    While ECP may be used to treat a wide range of pediatric glaucomas including refractory congenital glaucoma, glaucoma associated with Sturge-Weber syndrome (and glaucoma secondary to aniridia), microphthalmia, and anterior segment dysgenesis, it is perhaps most valuable in the management of aphakic/pseudophakic glaucoma that commonly develops following cataract surgery in children. When looking at this diverse population of patients, I have found that in general, ECP is able to produce a sustained 40% decrease in intraocular pressures. In a 2005 review of 64 ECP procedures performed on 46 pediatric eyes with a variety of glaucoma diagnoses, Brooks, Neely, and Plager found that the pretreatment mean IOP of 35.0 ± 8.0 was subsequently lowered to 21.4 ± 10.0 at 41.4 ± 33.2 months of follow up (Nova Science Publishers; 2005:279–294). Re-treatments are common, and in this study, 30% of patients were re-treated at least once. Cumulative success rate was 42% after an average of 1.4 ± 0.8 treatments covering a total arc of 258 ± 55 degrees of ciliary body. In the subset of aphakic/pseudophakic patients, the success rate is even higher at almost 53%; this finding is particularly significant given that these patients are notoriously difficult to treat when medical options prove to be inadequate (J AAPOS. 2007;11(1):34–40). Postoperative complications do occur and have included retinal detachment in 2 patients and hypotony in 1 patient who received a modest treatment of only 180°. Despite the possibility of inducing hypotony, it remains, fortunately, an uncommon event even when the ciliary processes are treated extensively. In a recent study that included 8 aphakic/pseudophakic pediatric eyes treated over an arc of 360° during multiple ECP sessions, none of the patients developed secondary hypotony (J AAPOS. 2007;11(1):34–40).
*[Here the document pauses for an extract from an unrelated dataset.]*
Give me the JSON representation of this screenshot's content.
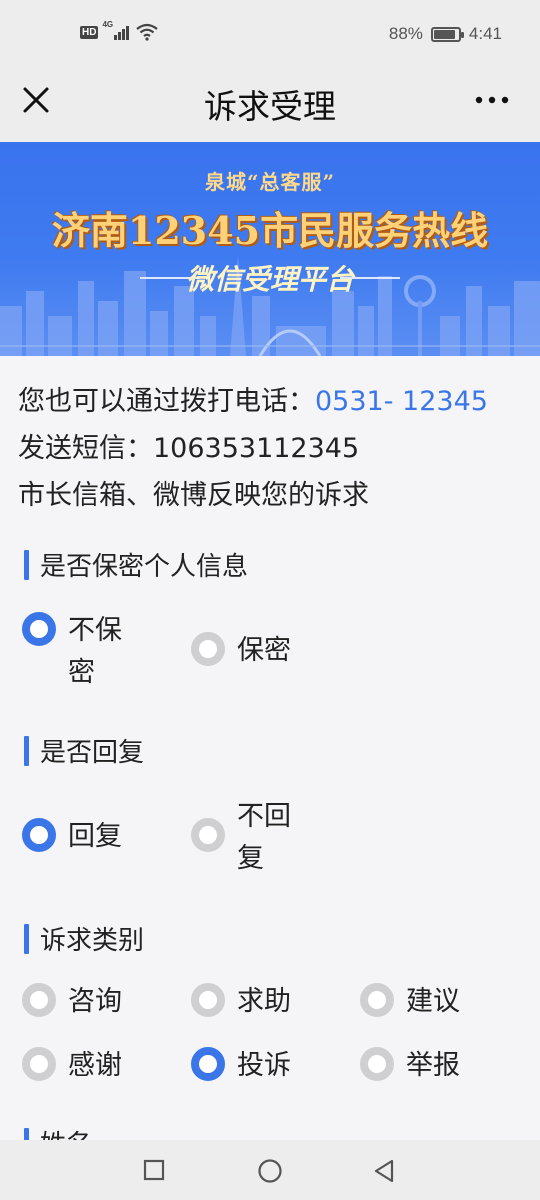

    It should be emphasized that ECP is not recommended as a primary treatment modality for patients with congenital glaucoma. These patients have an inherent angle dysgenesis, and for any treatment modality to be successful, it must be directed at improving aqueous outflow rather than decreasing its production. Angle surgery such as goniotomy or trabeculotomy remains the treatment of choice for congenital glaucoma. If several attempts to open the angle have failed or been only partially successful, these patients are then considered for secondary procedures including not only ECP but also trabeculectomy or placement of a tube-shunt implant.

    Summary
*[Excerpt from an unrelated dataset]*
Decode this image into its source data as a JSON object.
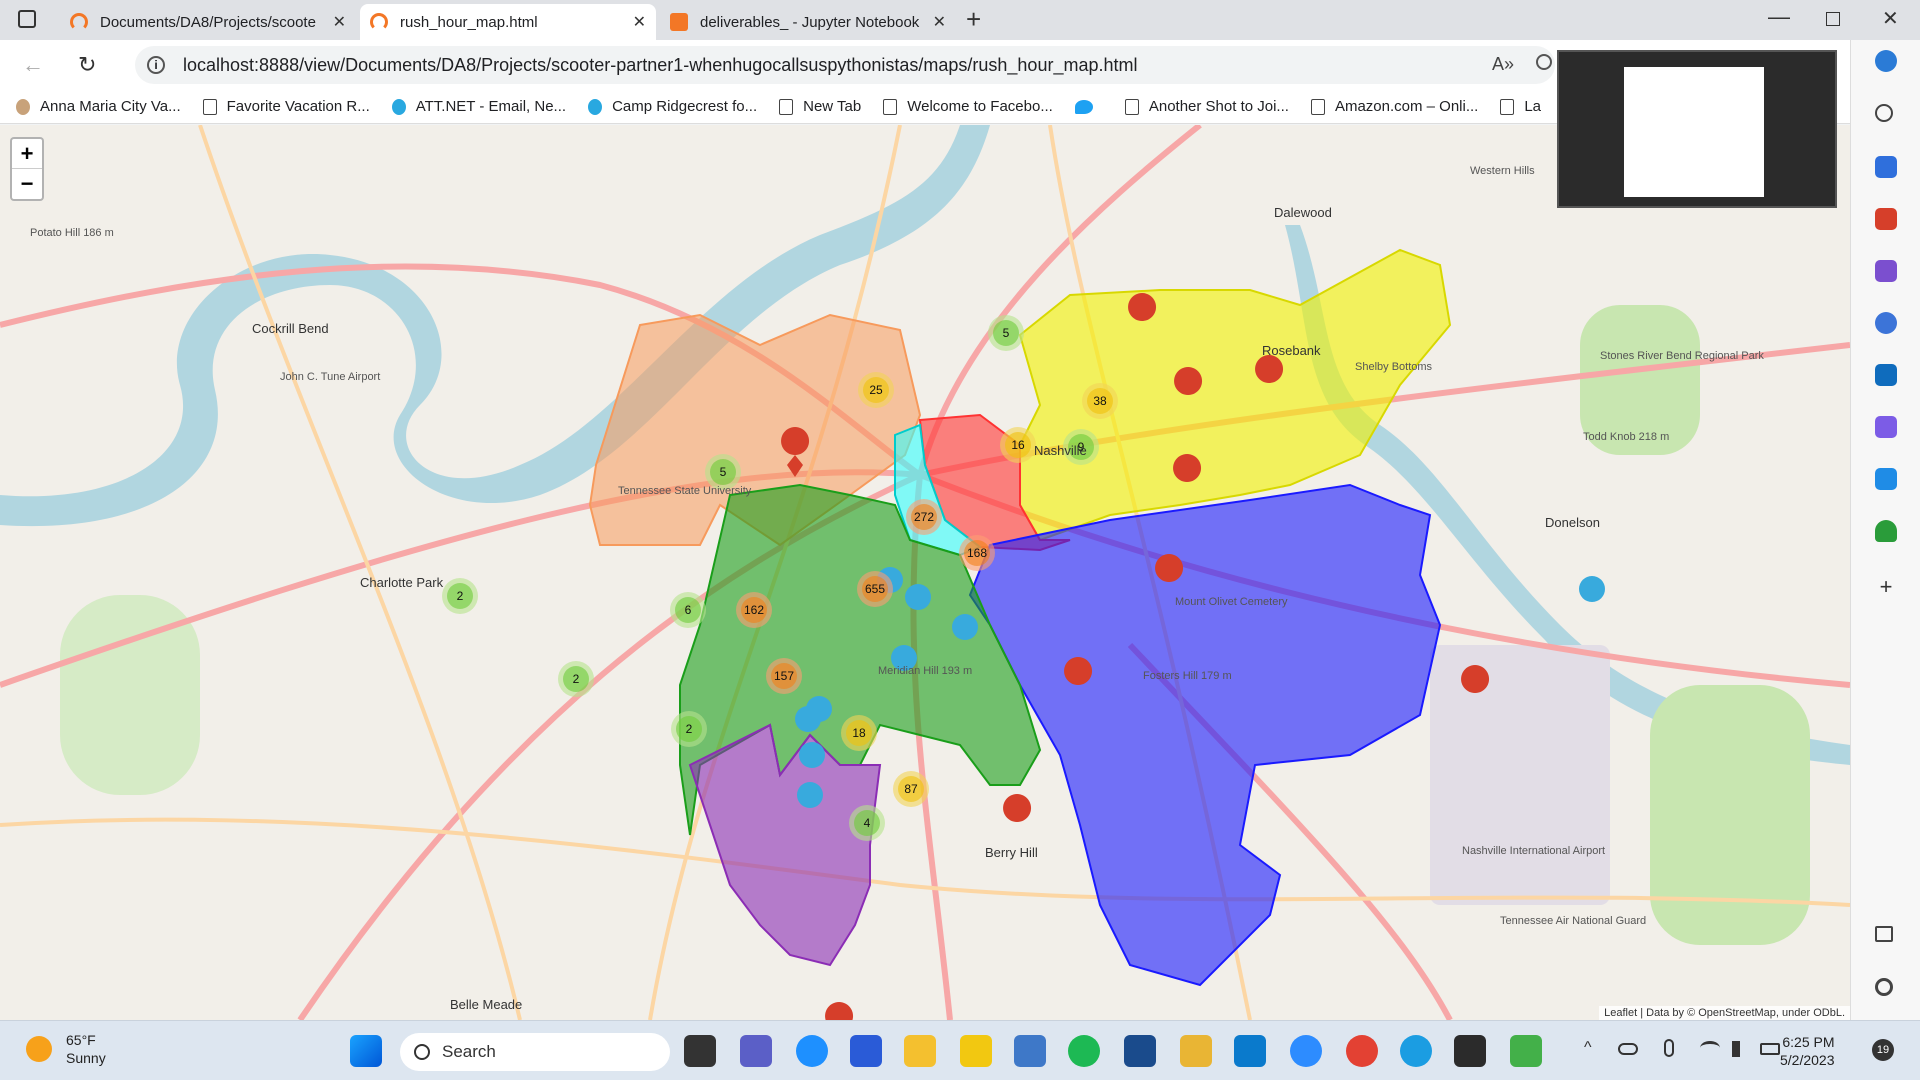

    Endoscopic cyclophotocoagulation is an effective treatment option for pediatric patients with difficult or refractory glaucoma. It has been shown to have a moderately good success rate along with a low incidence of significant complications, particularly with regard to avoiding secondary hypotony. ECP does not replace traditional angle surgery for children with primary infantile or congenital glaucoma.

    References
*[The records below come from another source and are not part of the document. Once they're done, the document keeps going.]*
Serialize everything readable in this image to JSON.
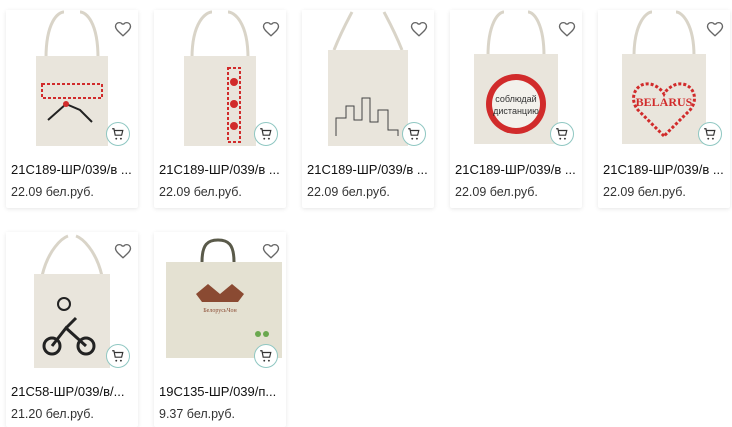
{
  "products": [
    {
      "title": "21С189-ШР/039/в ...",
      "price": "22.09 бел.руб.",
      "icons": [
        "heart-icon",
        "cart-icon"
      ]
    },
    {
      "title": "21С189-ШР/039/в ...",
      "price": "22.09 бел.руб.",
      "icons": [
        "heart-icon",
        "cart-icon"
      ]
    },
    {
      "title": "21С189-ШР/039/в ...",
      "price": "22.09 бел.руб.",
      "icons": [
        "heart-icon",
        "cart-icon"
      ]
    },
    {
      "title": "21С189-ШР/039/в ...",
      "price": "22.09 бел.руб.",
      "sign_text": [
        "соблюдай",
        "дистанцию"
      ],
      "icons": [
        "heart-icon",
        "cart-icon"
      ]
    },
    {
      "title": "21С189-ШР/039/в ...",
      "price": "22.09 бел.руб.",
      "print_text": "BELARUS",
      "icons": [
        "heart-icon",
        "cart-icon"
      ]
    },
    {
      "title": "21С58-ШР/039/в/...",
      "price": "21.20 бел.руб.",
      "icons": [
        "heart-icon",
        "cart-icon"
      ]
    },
    {
      "title": "19С135-ШР/039/п...",
      "price": "9.37 бел.руб.",
      "logo_text": "БелорусьЧон",
      "icons": [
        "heart-icon",
        "cart-icon"
      ]
    }
  ],
  "colors": {
    "accent": "#8fc7c2",
    "bag": "#e9e5dc",
    "print_red": "#d12b2b"
  }
}
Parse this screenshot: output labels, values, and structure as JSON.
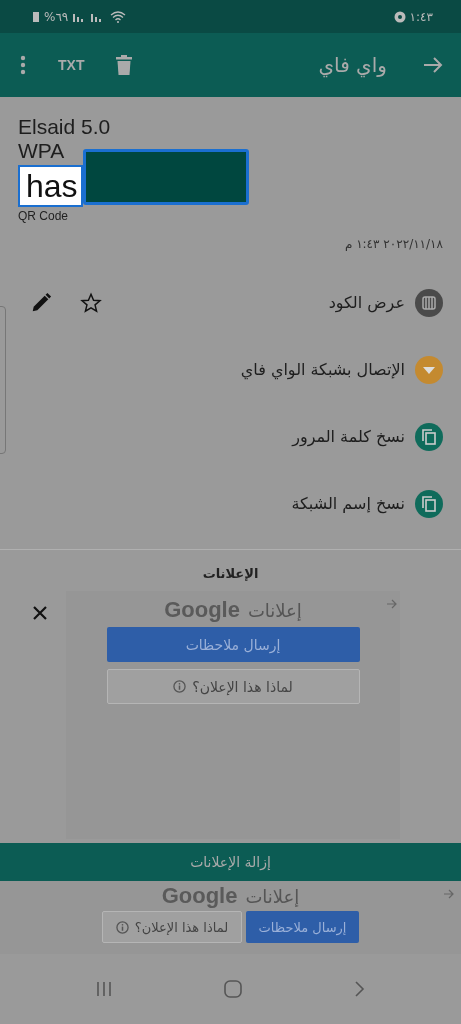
{
  "status_bar": {
    "battery": "%٦٩",
    "time": "١:٤٣"
  },
  "toolbar": {
    "title": "واي فاي",
    "export_label": "TXT"
  },
  "record": {
    "name": "Elsaid 5.0",
    "security": "WPA",
    "password": "has",
    "format": "QR Code",
    "date": "٢٠٢٢/١١/١٨ ١:٤٣ م"
  },
  "actions": [
    {
      "label": "عرض الكود",
      "kind": "code",
      "color": "#4a4a4a"
    },
    {
      "label": "الإتصال بشبكة الواي فاي",
      "kind": "wifi",
      "color": "#c48a30"
    },
    {
      "label": "نسخ كلمة المرور",
      "kind": "copy",
      "color": "#0f6b5b"
    },
    {
      "label": "نسخ إسم الشبكة",
      "kind": "copy",
      "color": "#0f6b5b"
    }
  ],
  "ad": {
    "heading": "الإعلانات",
    "label": "إعلانات",
    "brand": "Google",
    "feedback": "إرسال ملاحظات",
    "why": "لماذا هذا الإعلان؟"
  },
  "remove_ads": "إزالة الإعلانات",
  "banner": {
    "label": "إعلانات",
    "brand": "Google",
    "feedback": "إرسال ملاحظات",
    "why": "لماذا هذا الإعلان؟"
  }
}
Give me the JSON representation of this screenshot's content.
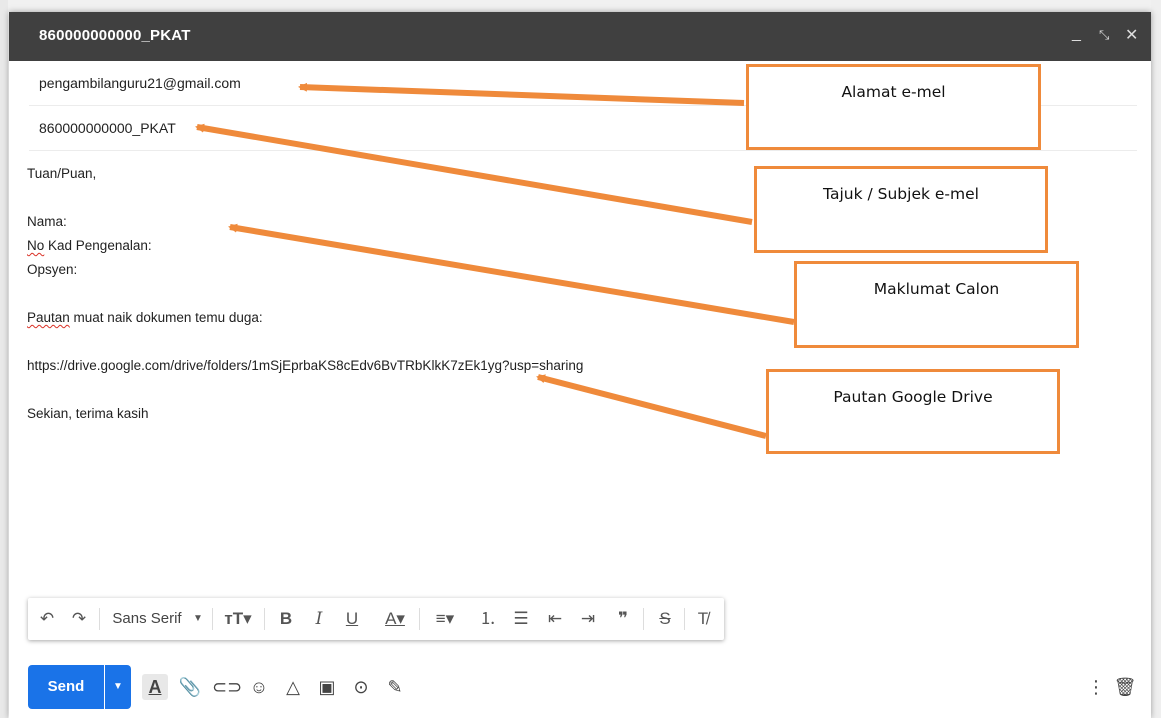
{
  "window": {
    "title": "860000000000_PKAT",
    "controls": [
      "minimize-icon",
      "expand-icon",
      "close-icon"
    ]
  },
  "fields": {
    "to": "pengambilanguru21@gmail.com",
    "subject": "860000000000_PKAT"
  },
  "body": {
    "greeting": "Tuan/Puan,",
    "nama": "Nama:",
    "no_kad_word": "No",
    "no_kad_rest": " Kad Pengenalan:",
    "opsyen": "Opsyen:",
    "pautan_word": "Pautan",
    "pautan_rest": " muat naik dokumen temu duga:",
    "link": "https://drive.google.com/drive/folders/1mSjEprbaKS8cEdv6BvTRbKlkK7zEk1yg?usp=sharing",
    "closing": "Sekian, terima kasih"
  },
  "format_bar": {
    "font": "Sans Serif",
    "icons": [
      "undo-icon",
      "redo-icon",
      "font-dropdown-icon",
      "text-size-icon",
      "bold-icon",
      "italic-icon",
      "underline-icon",
      "text-color-icon",
      "align-icon",
      "numbered-list-icon",
      "bulleted-list-icon",
      "indent-less-icon",
      "indent-more-icon",
      "quote-icon",
      "strikethrough-icon",
      "clear-formatting-icon"
    ]
  },
  "bottom_bar": {
    "send_label": "Send",
    "icons": [
      "send-options-icon",
      "formatting-options-icon",
      "attach-icon",
      "link-icon",
      "emoji-icon",
      "drive-icon",
      "image-icon",
      "confidential-icon",
      "signature-icon",
      "more-options-icon",
      "discard-icon"
    ]
  },
  "callouts": {
    "address": "Alamat e-mel",
    "subject": "Tajuk / Subjek e-mel",
    "candidate": "Maklumat Calon",
    "drive": "Pautan Google Drive"
  },
  "colors": {
    "titlebar": "#404040",
    "send": "#1a73e8",
    "callout_border": "#ef8a3b",
    "arrow": "#ef8a3b"
  }
}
    1. Plager DA, Neely DE. Intermediate-term results of endoscopic diode laser cyclophotocoagulation for pediatric glaucoma.J AAPOS. 1999;3(3):131–137.
    2. Neely DE, Plager DA. Endocyclophotocoagulation for management of difficult pediatric glaucomas.J AAPOS. 2001;5(4):221–229.
    3. Carter C, Plager DA, Neely DE, et al. Endoscopic diode laser cyclophotocoagulation in the management of aphakic and pseudophakic glaucoma in children. J AAPOS. In press.
    4. Uram M. Ophthalmic laser microendoscope ciliary process ablation in the management of neovascular glaucoma.Ophthalmology. 1992;99(12):1823–1828.
    5. Brooks JA, Neely DE, Plager DA. An update on endocyclophotocoagulation for management of pediatric glaucomas. In: Reece SM, ed. Focus on Glaucoma Research. New York, NY: Nova Science Publishers; 2005:279–294.
    6. Carter BC, Plager DA, Neely DE, Sprunger DT, Sondhi N, Roberts GJ. Endoscopic Diode Laser Cyclophotocoagulation in the Management of Aphakic and Pseudophakic Glaucoma in Children.J AAPOS. 2007;11(1):34–40.

    Author Disclosure

    The author states that he has no financial relationship with the manufacturer or provider of any product or service discussed in this article or with the manufacturer or provider of any competing product or service.